--- Listed records ---
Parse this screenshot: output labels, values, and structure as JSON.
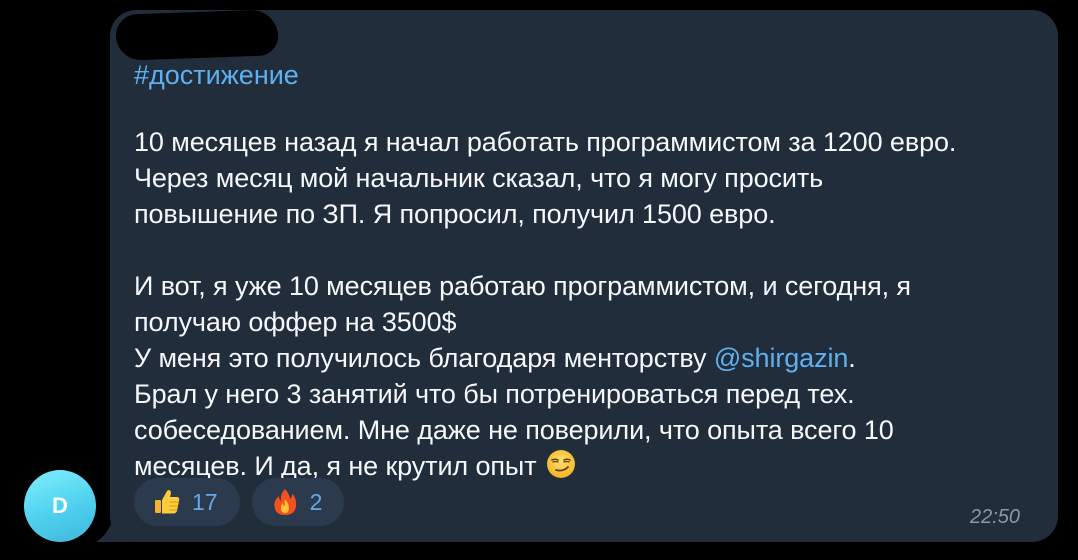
{
  "avatar": {
    "initial": "D"
  },
  "message": {
    "hashtag": "#достижение",
    "paragraph1": [
      "10 месяцев назад я начал работать программистом за 1200 евро.",
      "Через месяц мой начальник сказал, что я могу просить",
      "повышение по ЗП. Я попросил, получил 1500 евро."
    ],
    "paragraph2": [
      "И вот, я уже 10 месяцев работаю программистом, и сегодня, я",
      "получаю оффер на 3500$"
    ],
    "mention_line_prefix": "У меня это получилось благодаря менторству ",
    "mention": "@shirgazin",
    "mention_line_suffix": ".",
    "paragraph3": [
      "Брал у него 3 занятий что бы потренироваться перед тех.",
      "собеседованием. Мне даже не поверили, что опыта всего 10"
    ],
    "last_line": "месяцев. И да, я не крутил опыт",
    "last_line_emoji": "smirking-face-emoji",
    "time": "22:50"
  },
  "reactions": [
    {
      "emoji": "thumbs-up-emoji",
      "count": "17"
    },
    {
      "emoji": "fire-emoji",
      "count": "2"
    }
  ],
  "colors": {
    "background": "#000000",
    "bubble": "#212d3b",
    "link": "#5fb0f0",
    "text": "#f5f7fa",
    "reaction_bg": "#2b3b4d",
    "avatar": "#4fd0ee"
  }
}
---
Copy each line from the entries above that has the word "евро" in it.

      "10 месяцев назад я начал работать программистом за 1200 евро.",
      "повышение по ЗП. Я попросил, получил 1500 евро."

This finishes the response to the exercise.